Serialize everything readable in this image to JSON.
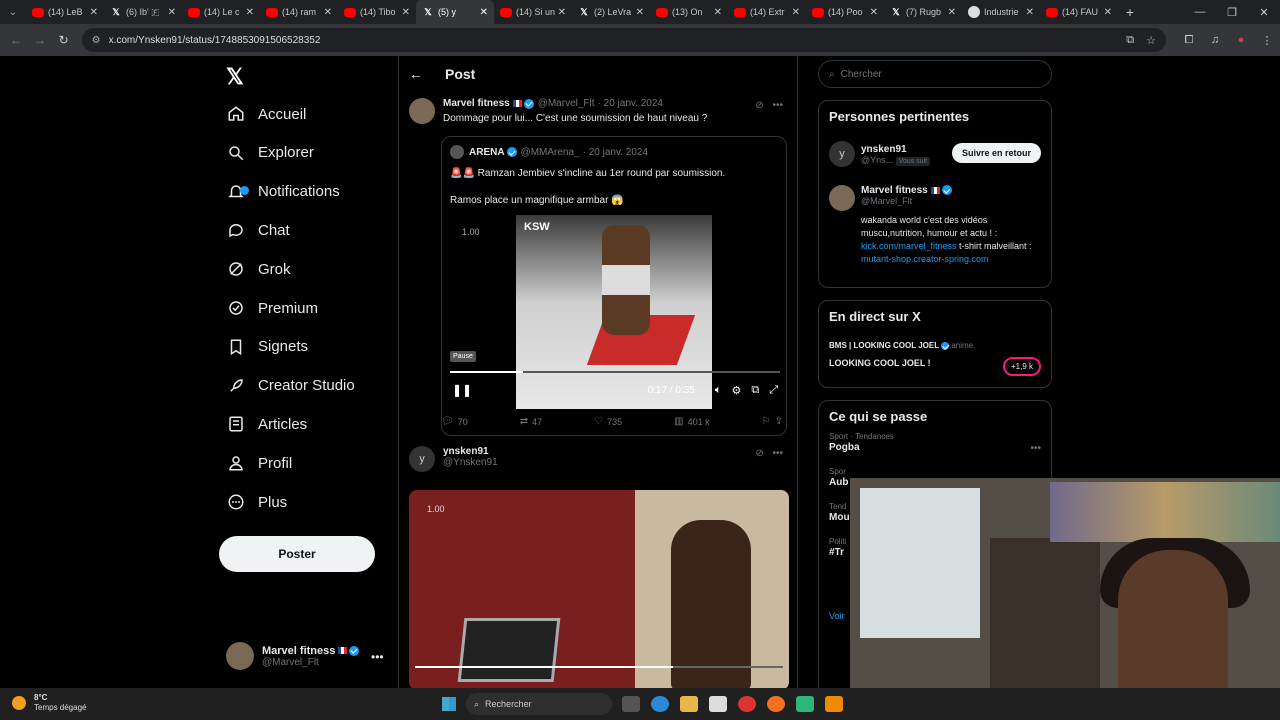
{
  "browser": {
    "tabs": [
      {
        "title": "(14) LeB",
        "icon": "youtube"
      },
      {
        "title": "(6) Ib' 🇫",
        "icon": "x"
      },
      {
        "title": "(14) Le c",
        "icon": "youtube"
      },
      {
        "title": "(14) ram",
        "icon": "youtube"
      },
      {
        "title": "(14) Tibo",
        "icon": "youtube"
      },
      {
        "title": "(5) y",
        "icon": "x",
        "active": true
      },
      {
        "title": "(14) Si un",
        "icon": "youtube"
      },
      {
        "title": "(2) LeVra",
        "icon": "x"
      },
      {
        "title": "(13) On",
        "icon": "youtube"
      },
      {
        "title": "(14) Extr",
        "icon": "youtube"
      },
      {
        "title": "(14) Poo",
        "icon": "youtube"
      },
      {
        "title": "(7) Rugb",
        "icon": "x"
      },
      {
        "title": "Industrie",
        "icon": "globe"
      },
      {
        "title": "(14) FAU",
        "icon": "youtube"
      }
    ],
    "url": "x.com/Ynsken91/status/1748853091506528352"
  },
  "sidebar": {
    "items": [
      {
        "label": "Accueil",
        "icon": "home-icon"
      },
      {
        "label": "Explorer",
        "icon": "search-icon"
      },
      {
        "label": "Notifications",
        "icon": "bell-icon"
      },
      {
        "label": "Chat",
        "icon": "chat-icon"
      },
      {
        "label": "Grok",
        "icon": "grok-icon"
      },
      {
        "label": "Premium",
        "icon": "premium-icon"
      },
      {
        "label": "Signets",
        "icon": "bookmark-icon"
      },
      {
        "label": "Creator Studio",
        "icon": "rocket-icon"
      },
      {
        "label": "Articles",
        "icon": "article-icon"
      },
      {
        "label": "Profil",
        "icon": "person-icon"
      },
      {
        "label": "Plus",
        "icon": "more-icon"
      }
    ],
    "post_button": "Poster",
    "account": {
      "name": "Marvel fitness",
      "handle": "@Marvel_Flt"
    }
  },
  "main": {
    "header": "Post",
    "tweet1": {
      "name": "Marvel fitness",
      "handle": "@Marvel_Flt",
      "date": "· 20 janv. 2024",
      "text": "Dommage pour lui... C'est une soumission de haut niveau ?",
      "quote": {
        "name": "ARENA",
        "handle": "@MMArena_",
        "date": "· 20 janv. 2024",
        "line1": "🚨🚨 Ramzan Jembiev s'incline au 1er round par soumission.",
        "line2": "Ramos place un magnifique armbar 😱",
        "video": {
          "speed": "1.00",
          "tooltip": "Pause",
          "time": "0:17 / 0:35",
          "progress": 0.22,
          "brand": "KSW"
        }
      },
      "stats": {
        "replies": "70",
        "reposts": "47",
        "likes": "735",
        "views": "401 k"
      }
    },
    "tweet2": {
      "name": "ynsken91",
      "handle": "@Ynsken91",
      "avatar_letter": "y",
      "video": {
        "speed": "1.00",
        "progress": 0.7
      }
    }
  },
  "right": {
    "search_placeholder": "Chercher",
    "relevant": {
      "title": "Personnes pertinentes",
      "person1": {
        "name": "ynsken91",
        "handle": "@Yns...",
        "badge": "Vous suit",
        "button": "Suivre en retour",
        "avatar_letter": "y"
      },
      "person2": {
        "name": "Marvel fitness",
        "handle": "@Marvel_Flt",
        "bio1": "wakanda world c'est des vidéos muscu,nutrition, humour et actu ! :",
        "link1": "kick.com/marvel_fitness",
        "bio2": " t-shirt malveillant : ",
        "link2": "mutant-shop.creator-spring.com"
      }
    },
    "live": {
      "title": "En direct sur X",
      "host": "BMS | LOOKING COOL JOEL",
      "suffix": "anime.",
      "show": "LOOKING COOL JOEL !",
      "count": "+1,9 k"
    },
    "trending": {
      "title": "Ce qui se passe",
      "items": [
        {
          "category": "Sport · Tendances",
          "title": "Pogba"
        },
        {
          "category": "Spor",
          "title": "Aub"
        },
        {
          "category": "Tend",
          "title": "Mou"
        },
        {
          "category": "Politi",
          "title": "#Tr"
        }
      ],
      "more": "Voir"
    }
  },
  "taskbar": {
    "temp": "8°C",
    "weather": "Temps dégagé",
    "search": "Rechercher"
  }
}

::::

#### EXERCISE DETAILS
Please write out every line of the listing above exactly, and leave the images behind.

#### WRITTEN REPLY
Serialize everything readable in this image to JSON.
{
  "browser": {
    "tabs": [
      {
        "title": "(14) LeB",
        "icon": "youtube"
      },
      {
        "title": "(6) Ib' 🇫",
        "icon": "x"
      },
      {
        "title": "(14) Le c",
        "icon": "youtube"
      },
      {
        "title": "(14) ram",
        "icon": "youtube"
      },
      {
        "title": "(14) Tibo",
        "icon": "youtube"
      },
      {
        "title": "(5) y",
        "icon": "x",
        "active": true
      },
      {
        "title": "(14) Si un",
        "icon": "youtube"
      },
      {
        "title": "(2) LeVra",
        "icon": "x"
      },
      {
        "title": "(13) On",
        "icon": "youtube"
      },
      {
        "title": "(14) Extr",
        "icon": "youtube"
      },
      {
        "title": "(14) Poo",
        "icon": "youtube"
      },
      {
        "title": "(7) Rugb",
        "icon": "x"
      },
      {
        "title": "Industrie",
        "icon": "globe"
      },
      {
        "title": "(14) FAU",
        "icon": "youtube"
      }
    ],
    "url": "x.com/Ynsken91/status/1748853091506528352"
  },
  "sidebar": {
    "items": [
      {
        "label": "Accueil",
        "icon": "home-icon"
      },
      {
        "label": "Explorer",
        "icon": "search-icon"
      },
      {
        "label": "Notifications",
        "icon": "bell-icon"
      },
      {
        "label": "Chat",
        "icon": "chat-icon"
      },
      {
        "label": "Grok",
        "icon": "grok-icon"
      },
      {
        "label": "Premium",
        "icon": "premium-icon"
      },
      {
        "label": "Signets",
        "icon": "bookmark-icon"
      },
      {
        "label": "Creator Studio",
        "icon": "rocket-icon"
      },
      {
        "label": "Articles",
        "icon": "article-icon"
      },
      {
        "label": "Profil",
        "icon": "person-icon"
      },
      {
        "label": "Plus",
        "icon": "more-icon"
      }
    ],
    "post_button": "Poster",
    "account": {
      "name": "Marvel fitness",
      "handle": "@Marvel_Flt"
    }
  },
  "main": {
    "header": "Post",
    "tweet1": {
      "name": "Marvel fitness",
      "handle": "@Marvel_Flt",
      "date": "· 20 janv. 2024",
      "text": "Dommage pour lui... C'est une soumission de haut niveau ?",
      "quote": {
        "name": "ARENA",
        "handle": "@MMArena_",
        "date": "· 20 janv. 2024",
        "line1": "🚨🚨 Ramzan Jembiev s'incline au 1er round par soumission.",
        "line2": "Ramos place un magnifique armbar 😱",
        "video": {
          "speed": "1.00",
          "tooltip": "Pause",
          "time": "0:17 / 0:35",
          "progress": 0.22,
          "brand": "KSW"
        }
      },
      "stats": {
        "replies": "70",
        "reposts": "47",
        "likes": "735",
        "views": "401 k"
      }
    },
    "tweet2": {
      "name": "ynsken91",
      "handle": "@Ynsken91",
      "avatar_letter": "y",
      "video": {
        "speed": "1.00",
        "progress": 0.7
      }
    }
  },
  "right": {
    "search_placeholder": "Chercher",
    "relevant": {
      "title": "Personnes pertinentes",
      "person1": {
        "name": "ynsken91",
        "handle": "@Yns...",
        "badge": "Vous suit",
        "button": "Suivre en retour",
        "avatar_letter": "y"
      },
      "person2": {
        "name": "Marvel fitness",
        "handle": "@Marvel_Flt",
        "bio1": "wakanda world c'est des vidéos muscu,nutrition, humour et actu ! :",
        "link1": "kick.com/marvel_fitness",
        "bio2": " t-shirt malveillant : ",
        "link2": "mutant-shop.creator-spring.com"
      }
    },
    "live": {
      "title": "En direct sur X",
      "host": "BMS | LOOKING COOL JOEL",
      "suffix": "anime.",
      "show": "LOOKING COOL JOEL !",
      "count": "+1,9 k"
    },
    "trending": {
      "title": "Ce qui se passe",
      "items": [
        {
          "category": "Sport · Tendances",
          "title": "Pogba"
        },
        {
          "category": "Spor",
          "title": "Aub"
        },
        {
          "category": "Tend",
          "title": "Mou"
        },
        {
          "category": "Politi",
          "title": "#Tr"
        }
      ],
      "more": "Voir"
    }
  },
  "taskbar": {
    "temp": "8°C",
    "weather": "Temps dégagé",
    "search": "Rechercher"
  }
}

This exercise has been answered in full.